The episode informs viewers that Spock’s mother is human and his father is “Vulcanian.” It also shows that Vulcans are not emotionless, but instead that Vulcans have such strong emotions that they have to work to keep them in check.
“Your pulse is two-hundred and forty-two. Your blood pressure is practically non-existent, assuming you call that green stuff in your veins blood.”
“Your readings are perfectly normal for me doctor, thank you. And as for my anatomy being different from yours, I am delighted.”
– McCoy and Spock, during Spock’s medical exam after returning to the ship from Psi 2000
“Get off me! You don’t rank me and you don’t have pointed ears! So just get off my neck!”
– Tormolen to Sulu
“We’re doing everything that’s possible.”
“Bones, I want the impossible checked out too.”
– Bones and Kirk
“Have no fear, O’Riley’s here! One Irishman is worth ten thousand of you!”
– Riley to Spock
“This is Captain Kevin Thomas Riley of the starship Enterprise.”

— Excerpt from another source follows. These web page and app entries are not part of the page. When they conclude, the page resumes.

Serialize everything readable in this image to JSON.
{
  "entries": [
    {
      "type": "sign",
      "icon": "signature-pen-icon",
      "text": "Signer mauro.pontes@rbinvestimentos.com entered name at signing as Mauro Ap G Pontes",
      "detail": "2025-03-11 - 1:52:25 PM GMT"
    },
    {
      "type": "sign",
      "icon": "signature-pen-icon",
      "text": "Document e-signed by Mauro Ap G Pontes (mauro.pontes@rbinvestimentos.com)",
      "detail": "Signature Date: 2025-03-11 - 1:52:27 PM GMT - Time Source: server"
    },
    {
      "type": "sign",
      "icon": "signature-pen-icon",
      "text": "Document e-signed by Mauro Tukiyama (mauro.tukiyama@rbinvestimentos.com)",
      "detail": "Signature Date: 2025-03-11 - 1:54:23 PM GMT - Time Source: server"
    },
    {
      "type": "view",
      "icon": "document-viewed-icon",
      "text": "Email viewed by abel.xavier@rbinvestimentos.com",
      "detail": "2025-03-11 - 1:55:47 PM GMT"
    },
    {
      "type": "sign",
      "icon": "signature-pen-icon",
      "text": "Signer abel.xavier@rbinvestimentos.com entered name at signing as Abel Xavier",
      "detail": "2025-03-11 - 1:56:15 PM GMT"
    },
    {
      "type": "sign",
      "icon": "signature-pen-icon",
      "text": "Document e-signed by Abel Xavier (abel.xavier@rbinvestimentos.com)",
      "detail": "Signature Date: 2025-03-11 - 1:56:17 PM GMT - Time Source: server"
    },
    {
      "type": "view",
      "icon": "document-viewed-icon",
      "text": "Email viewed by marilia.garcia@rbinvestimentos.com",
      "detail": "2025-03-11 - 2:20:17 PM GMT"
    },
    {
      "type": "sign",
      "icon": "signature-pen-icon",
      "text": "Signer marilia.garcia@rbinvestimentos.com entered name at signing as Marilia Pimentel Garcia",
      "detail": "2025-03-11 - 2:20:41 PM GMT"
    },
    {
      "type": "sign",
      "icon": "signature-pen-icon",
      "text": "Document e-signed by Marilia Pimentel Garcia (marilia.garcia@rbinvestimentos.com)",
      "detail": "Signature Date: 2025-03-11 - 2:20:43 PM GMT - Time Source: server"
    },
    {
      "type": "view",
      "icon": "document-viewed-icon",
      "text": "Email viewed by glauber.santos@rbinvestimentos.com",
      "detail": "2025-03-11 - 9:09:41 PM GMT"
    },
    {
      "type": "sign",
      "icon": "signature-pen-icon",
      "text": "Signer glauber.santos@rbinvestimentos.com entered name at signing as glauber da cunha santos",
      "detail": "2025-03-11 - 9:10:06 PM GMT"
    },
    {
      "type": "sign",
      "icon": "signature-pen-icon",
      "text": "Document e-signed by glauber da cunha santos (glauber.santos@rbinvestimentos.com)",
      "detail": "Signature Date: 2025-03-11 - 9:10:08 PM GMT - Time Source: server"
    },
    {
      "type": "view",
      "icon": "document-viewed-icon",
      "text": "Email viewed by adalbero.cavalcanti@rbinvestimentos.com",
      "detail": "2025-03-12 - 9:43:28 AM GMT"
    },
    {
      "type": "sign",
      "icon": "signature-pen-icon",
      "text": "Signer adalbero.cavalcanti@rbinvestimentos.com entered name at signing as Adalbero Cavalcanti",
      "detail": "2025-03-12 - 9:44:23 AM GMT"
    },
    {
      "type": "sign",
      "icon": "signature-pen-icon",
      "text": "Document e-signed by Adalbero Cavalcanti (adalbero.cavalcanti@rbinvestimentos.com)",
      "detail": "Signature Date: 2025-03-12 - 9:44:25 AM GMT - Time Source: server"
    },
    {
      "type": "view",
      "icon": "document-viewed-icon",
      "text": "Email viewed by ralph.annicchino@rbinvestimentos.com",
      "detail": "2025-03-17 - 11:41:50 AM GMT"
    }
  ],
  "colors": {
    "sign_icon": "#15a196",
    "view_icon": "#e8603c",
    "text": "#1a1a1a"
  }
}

This episode is referenced at length in the TNG episode “The Naked Now.” When the TNG crew runs into an inhibition-lowering disease, Riker remembers the incident the Enterprise faced in “The Naked Time.” They even send the medical information to Crusher so they can use the serum developed by McCoy, but it does not work. Crusher postulates that the serum does not work because the disease has mutated, so she has to develop a different serum while under the disease’s influence.
Some interesting parallels between “The Naked Time” and “The Naked Now” can also be seen in a younger crew member taking over the ship (Riley and Wesley Crusher), and characters expressing various levels of love or sexual interest in one another (Kirk and Rand, Chapel and Spock, Yar and Data, Troi and Riker, Crusher and Picard).
Also, as the episode ends and they discuss the formula that leads to their time warp, Spock points out, “Since the formula worked, we can go back in time to any planet, any era.” Kirk then responds, “We may risk it someday, Mr. Spock.” The Enterprise’s trips to the past as seen in episodes like “Tomorrow is Yesterday” and “Assignment: Earth,” as well as the film “The Voyage Home,” likely stem from their time travel in “The Naked Time.”
This episode has been lauded as one of the best of the series. As Memory Alpha notes, it was nominated for a Hugo Award for “Best Dramatic Presentation” in 1967, and is listed in Terry J. Erdmann and Paula M. Block’s book Star Trek 101 as one of the “Ten Essential Episodes” of TOS. John D.F. Black and George Takei also list the episode as their favorite of the series. The episode lives up to its praise from these sources.
(9 out of 10)
Stewart Moss as Joe Tormolen
Bruce Hyde as Kevin Riley (only appears in one other episode, “The Conscience of the King”)